Provided data ->

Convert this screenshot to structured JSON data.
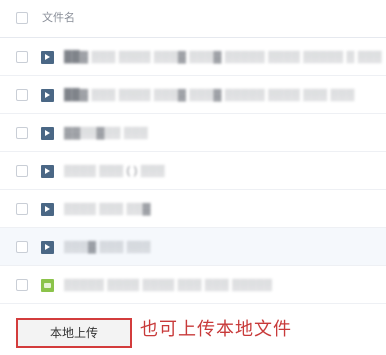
{
  "file_list": {
    "header_label": "文件名",
    "rows": [
      {
        "name": "██▓ ▒▒▒ ▒▒▒▒ ▒▒▒▓ ▒▒▒▓ ▒▒▒▒▒ ▒▒▒▒ ▒▒▒▒▒ ▒ ▒▒▒",
        "icon": "video-file-icon",
        "selected": false
      },
      {
        "name": "██▓ ▒▒▒ ▒▒▒▒ ▒▒▒▓ ▒▒▒▓ ▒▒▒▒▒ ▒▒▒▒ ▒▒▒ ▒▒▒",
        "icon": "video-file-icon",
        "selected": false
      },
      {
        "name": "▓▓▒▒▓▒▒ ▒▒▒",
        "icon": "video-file-icon",
        "selected": false
      },
      {
        "name": "▒▒▒▒ ▒▒▒ ( ) ▒▒▒",
        "icon": "video-file-icon",
        "selected": false
      },
      {
        "name": "▒▒▒▒ ▒▒▒ ▒▒▓",
        "icon": "video-file-icon",
        "selected": false
      },
      {
        "name": "▒▒▒▓ ▒▒▒ ▒▒▒",
        "icon": "video-file-icon",
        "selected": false
      },
      {
        "name": "▒▒▒▒▒ ▒▒▒▒ ▒▒▒▒ ▒▒▒ ▒▒▒ ▒▒▒▒▒",
        "icon": "document-file-icon",
        "selected": false
      }
    ]
  },
  "actions": {
    "upload_label": "本地上传"
  },
  "annotation": {
    "text": "也可上传本地文件",
    "color": "#c83a3a"
  },
  "colors": {
    "video_icon": "#4a6785",
    "doc_icon": "#8bc34a",
    "highlight_border": "#d33c3c"
  }
}
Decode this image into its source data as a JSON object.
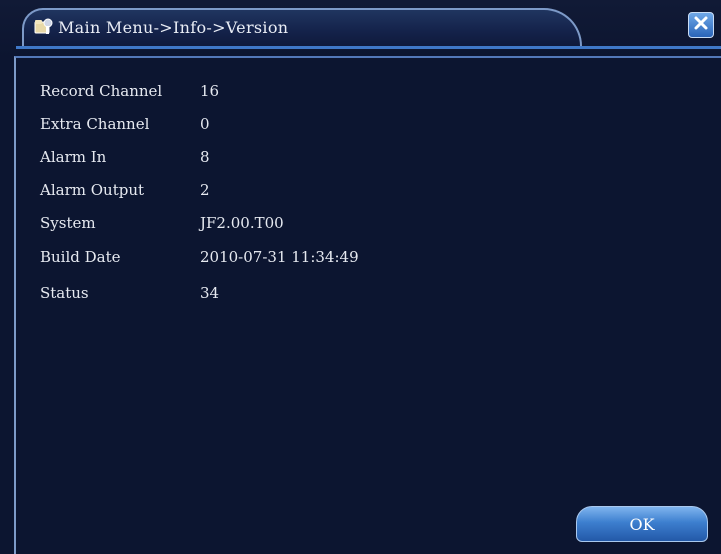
{
  "window": {
    "title": "Main Menu->Info->Version"
  },
  "info": {
    "rows": [
      {
        "label": "Record Channel",
        "value": "16"
      },
      {
        "label": "Extra Channel",
        "value": "0"
      },
      {
        "label": "Alarm In",
        "value": "8"
      },
      {
        "label": "Alarm Output",
        "value": "2"
      },
      {
        "label": "System",
        "value": "JF2.00.T00"
      },
      {
        "label": "Build Date",
        "value": "2010-07-31 11:34:49"
      },
      {
        "label": "Status",
        "value": "34"
      }
    ]
  },
  "footer": {
    "ok_label": "OK"
  },
  "colors": {
    "background": "#0c1530",
    "accent": "#3f78c8",
    "button": "#3d7fcf"
  },
  "icons": {
    "title_icon": "folder-tools-icon",
    "close_icon": "close-icon"
  }
}
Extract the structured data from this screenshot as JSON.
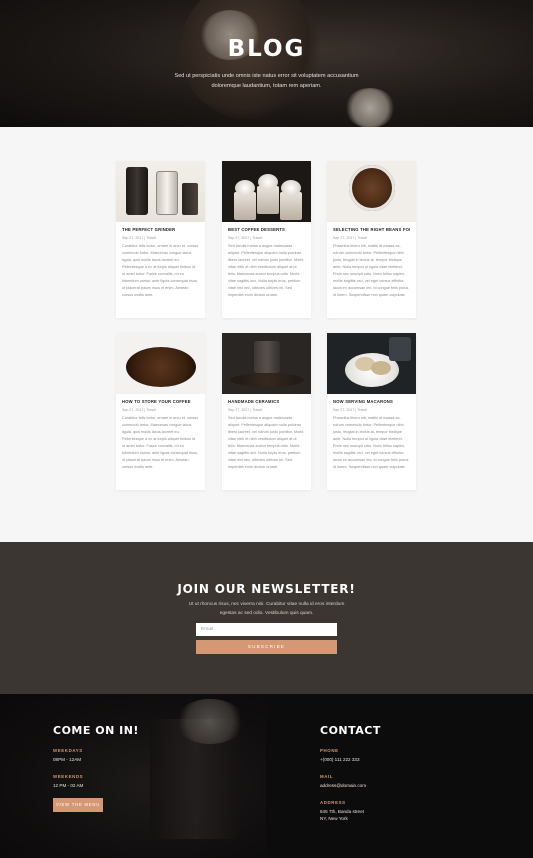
{
  "hero": {
    "title": "BLOG",
    "subtitle": "Sed ut perspiciatis unde omnis iste natus error sit voluptatem accusantium doloremque laudantium, totam rem aperiam."
  },
  "posts": [
    {
      "title": "THE PERFECT GRINDER",
      "meta": "Sep 27, 2017 | Travel",
      "excerpt": "Curabitur tells tortor, ornare in arcu et, cursus commodo tortor. Maecenas congue lacus ligula, quis mollis lacus laoreet eu. Pellentesque a ex at turpis aliquet finibus id ut amet tortor. Fusce convallis, mi eu bibendum varius, ante ligula consequat risus, ut placerat ipsum risus et enim. Aenean cursus mollis ante."
    },
    {
      "title": "BEST COFFEE DESSERTS",
      "meta": "Sep 27, 2017 | Travel",
      "excerpt": "Sed iaculis metus a augue malesuada aliquet. Pellentesque aliquam nulla pulvinar libero laoreet, vel rutrum justo porttitor. Morbi vitae nibh et nibh vestibulum aliquet at ut felis. Maecenas auctor tempus odio. Morbi vitae sagittis orci. Nulla turpis eros, pretium vitae nisl nec, ultricies ultrices mi. Sed imperdiet enim dictum ornare."
    },
    {
      "title": "SELECTING THE RIGHT BEANS FOR YOU",
      "meta": "Sep 27, 2017 | Travel",
      "excerpt": "Phasellus libero elit, mattis at massa ac, rutrum commodo tortor. Pellentesque nibh justo, feugiat in lectus at, tempor tristique ante. Nulla tempor ut ligula vitae eleifend. Proin nec suscipit odio. Nunc tellus sapien, mollis sagittis orci, vel eget cursus efficitur, lacus ex accumsan leo, id congue felis purus id lorem. Suspendisse non quam vulputate."
    },
    {
      "title": "HOW TO STORE YOUR COFFEE",
      "meta": "Sep 27, 2017 | Travel",
      "excerpt": "Curabitur tells tortor, ornare in arcu et, cursus commodo tortor. Maecenas congue lacus ligula, quis mollis lacus laoreet eu. Pellentesque a ex at turpis aliquet finibus id ut amet tortor. Fusce convallis, mi eu bibendum varius, ante ligula consequat risus, ut placerat ipsum risus et enim. Aenean cursus mollis ante."
    },
    {
      "title": "HANDMADE CERAMICS",
      "meta": "Sep 27, 2017 | Travel",
      "excerpt": "Sed iaculis metus a augue malesuada aliquet. Pellentesque aliquam nulla pulvinar libero laoreet, vel rutrum justo porttitor. Morbi vitae nibh et nibh vestibulum aliquet at ut felis. Maecenas auctor tempus odio. Morbi vitae sagittis orci. Nulla turpis eros, pretium vitae nisl nec, ultricies ultrices mi. Sed imperdiet enim dictum ornare."
    },
    {
      "title": "NOW SERVING MACARONS",
      "meta": "Sep 27, 2017 | Travel",
      "excerpt": "Phasellus libero elit, mattis at massa ac, rutrum commodo tortor. Pellentesque nibh justo, feugiat in lectus at, tempor tristique ante. Nulla tempor ut ligula vitae eleifend. Proin nec suscipit odio. Nunc tellus sapien, mollis sagittis orci, vel eget cursus efficitur, lacus ex accumsan leo, id congue felis purus id lorem. Suspendisse non quam vulputate."
    }
  ],
  "newsletter": {
    "title": "JOIN OUR NEWSLETTER!",
    "subtitle": "Ut ut rhoncus risus, nec viverra nisi. Curabitur vitae nulla id eros interdum egestas ac sed odio. Vestibulum quis quam.",
    "email_placeholder": "Email",
    "button_label": "SUBSCRIBE"
  },
  "footer": {
    "left": {
      "heading": "COME ON IN!",
      "weekdays_label": "WEEKDAYS",
      "weekdays_hours": "08PM - 12AM",
      "weekends_label": "WEEKENDS",
      "weekends_hours": "12 PM - 02 AM",
      "menu_button": "VIEW THE MENU"
    },
    "right": {
      "heading": "CONTACT",
      "phone_label": "PHONE",
      "phone": "+(000) 111 222 333",
      "mail_label": "MAIL",
      "mail": "address@domain.com",
      "address_label": "ADDRESS",
      "address_line1": "645 7th, Banda street",
      "address_line2": "NY, New York"
    }
  },
  "colors": {
    "accent": "#d49874",
    "newsletter_bg": "#3b3631",
    "footer_bg": "#0d0c0c",
    "page_bg": "#f6f6f6"
  }
}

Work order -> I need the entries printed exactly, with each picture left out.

Completed exercise ->
Convert this screenshot to structured JSON data.
{
  "file_list": {
    "header_label": "文件名",
    "rows": [
      {
        "name": "██▓ ▒▒▒ ▒▒▒▒ ▒▒▒▓ ▒▒▒▓ ▒▒▒▒▒ ▒▒▒▒ ▒▒▒▒▒ ▒ ▒▒▒",
        "icon": "video-file-icon",
        "selected": false
      },
      {
        "name": "██▓ ▒▒▒ ▒▒▒▒ ▒▒▒▓ ▒▒▒▓ ▒▒▒▒▒ ▒▒▒▒ ▒▒▒ ▒▒▒",
        "icon": "video-file-icon",
        "selected": false
      },
      {
        "name": "▓▓▒▒▓▒▒ ▒▒▒",
        "icon": "video-file-icon",
        "selected": false
      },
      {
        "name": "▒▒▒▒ ▒▒▒ ( ) ▒▒▒",
        "icon": "video-file-icon",
        "selected": false
      },
      {
        "name": "▒▒▒▒ ▒▒▒ ▒▒▓",
        "icon": "video-file-icon",
        "selected": false
      },
      {
        "name": "▒▒▒▓ ▒▒▒ ▒▒▒",
        "icon": "video-file-icon",
        "selected": false
      },
      {
        "name": "▒▒▒▒▒ ▒▒▒▒ ▒▒▒▒ ▒▒▒ ▒▒▒ ▒▒▒▒▒",
        "icon": "document-file-icon",
        "selected": false
      }
    ]
  },
  "actions": {
    "upload_label": "本地上传"
  },
  "annotation": {
    "text": "也可上传本地文件",
    "color": "#c83a3a"
  },
  "colors": {
    "video_icon": "#4a6785",
    "doc_icon": "#8bc34a",
    "highlight_border": "#d33c3c"
  }
}
Decode this image into its source data as a JSON object.
{
  "window": {
    "title": "Main Menu->Info->Version"
  },
  "info": {
    "rows": [
      {
        "label": "Record Channel",
        "value": "16"
      },
      {
        "label": "Extra Channel",
        "value": "0"
      },
      {
        "label": "Alarm In",
        "value": "8"
      },
      {
        "label": "Alarm Output",
        "value": "2"
      },
      {
        "label": "System",
        "value": "JF2.00.T00"
      },
      {
        "label": "Build Date",
        "value": "2010-07-31 11:34:49"
      },
      {
        "label": "Status",
        "value": "34"
      }
    ]
  },
  "footer": {
    "ok_label": "OK"
  },
  "colors": {
    "background": "#0c1530",
    "accent": "#3f78c8",
    "button": "#3d7fcf"
  },
  "icons": {
    "title_icon": "folder-tools-icon",
    "close_icon": "close-icon"
  }
}
Extract the structured data from this screenshot as JSON.
{
  "hero": {
    "title": "BLOG",
    "subtitle": "Sed ut perspiciatis unde omnis iste natus error sit voluptatem accusantium doloremque laudantium, totam rem aperiam."
  },
  "posts": [
    {
      "title": "THE PERFECT GRINDER",
      "meta": "Sep 27, 2017 | Travel",
      "excerpt": "Curabitur tells tortor, ornare in arcu et, cursus commodo tortor. Maecenas congue lacus ligula, quis mollis lacus laoreet eu. Pellentesque a ex at turpis aliquet finibus id ut amet tortor. Fusce convallis, mi eu bibendum varius, ante ligula consequat risus, ut placerat ipsum risus et enim. Aenean cursus mollis ante."
    },
    {
      "title": "BEST COFFEE DESSERTS",
      "meta": "Sep 27, 2017 | Travel",
      "excerpt": "Sed iaculis metus a augue malesuada aliquet. Pellentesque aliquam nulla pulvinar libero laoreet, vel rutrum justo porttitor. Morbi vitae nibh et nibh vestibulum aliquet at ut felis. Maecenas auctor tempus odio. Morbi vitae sagittis orci. Nulla turpis eros, pretium vitae nisl nec, ultricies ultrices mi. Sed imperdiet enim dictum ornare."
    },
    {
      "title": "SELECTING THE RIGHT BEANS FOR YOU",
      "meta": "Sep 27, 2017 | Travel",
      "excerpt": "Phasellus libero elit, mattis at massa ac, rutrum commodo tortor. Pellentesque nibh justo, feugiat in lectus at, tempor tristique ante. Nulla tempor ut ligula vitae eleifend. Proin nec suscipit odio. Nunc tellus sapien, mollis sagittis orci, vel eget cursus efficitur, lacus ex accumsan leo, id congue felis purus id lorem. Suspendisse non quam vulputate."
    },
    {
      "title": "HOW TO STORE YOUR COFFEE",
      "meta": "Sep 27, 2017 | Travel",
      "excerpt": "Curabitur tells tortor, ornare in arcu et, cursus commodo tortor. Maecenas congue lacus ligula, quis mollis lacus laoreet eu. Pellentesque a ex at turpis aliquet finibus id ut amet tortor. Fusce convallis, mi eu bibendum varius, ante ligula consequat risus, ut placerat ipsum risus et enim. Aenean cursus mollis ante."
    },
    {
      "title": "HANDMADE CERAMICS",
      "meta": "Sep 27, 2017 | Travel",
      "excerpt": "Sed iaculis metus a augue malesuada aliquet. Pellentesque aliquam nulla pulvinar libero laoreet, vel rutrum justo porttitor. Morbi vitae nibh et nibh vestibulum aliquet at ut felis. Maecenas auctor tempus odio. Morbi vitae sagittis orci. Nulla turpis eros, pretium vitae nisl nec, ultricies ultrices mi. Sed imperdiet enim dictum ornare."
    },
    {
      "title": "NOW SERVING MACARONS",
      "meta": "Sep 27, 2017 | Travel",
      "excerpt": "Phasellus libero elit, mattis at massa ac, rutrum commodo tortor. Pellentesque nibh justo, feugiat in lectus at, tempor tristique ante. Nulla tempor ut ligula vitae eleifend. Proin nec suscipit odio. Nunc tellus sapien, mollis sagittis orci, vel eget cursus efficitur, lacus ex accumsan leo, id congue felis purus id lorem. Suspendisse non quam vulputate."
    }
  ],
  "newsletter": {
    "title": "JOIN OUR NEWSLETTER!",
    "subtitle": "Ut ut rhoncus risus, nec viverra nisi. Curabitur vitae nulla id eros interdum egestas ac sed odio. Vestibulum quis quam.",
    "email_placeholder": "Email",
    "button_label": "SUBSCRIBE"
  },
  "footer": {
    "left": {
      "heading": "COME ON IN!",
      "weekdays_label": "WEEKDAYS",
      "weekdays_hours": "08PM - 12AM",
      "weekends_label": "WEEKENDS",
      "weekends_hours": "12 PM - 02 AM",
      "menu_button": "VIEW THE MENU"
    },
    "right": {
      "heading": "CONTACT",
      "phone_label": "PHONE",
      "phone": "+(000) 111 222 333",
      "mail_label": "MAIL",
      "mail": "address@domain.com",
      "address_label": "ADDRESS",
      "address_line1": "645 7th, Banda street",
      "address_line2": "NY, New York"
    }
  },
  "colors": {
    "accent": "#d49874",
    "newsletter_bg": "#3b3631",
    "footer_bg": "#0d0c0c",
    "page_bg": "#f6f6f6"
  }
}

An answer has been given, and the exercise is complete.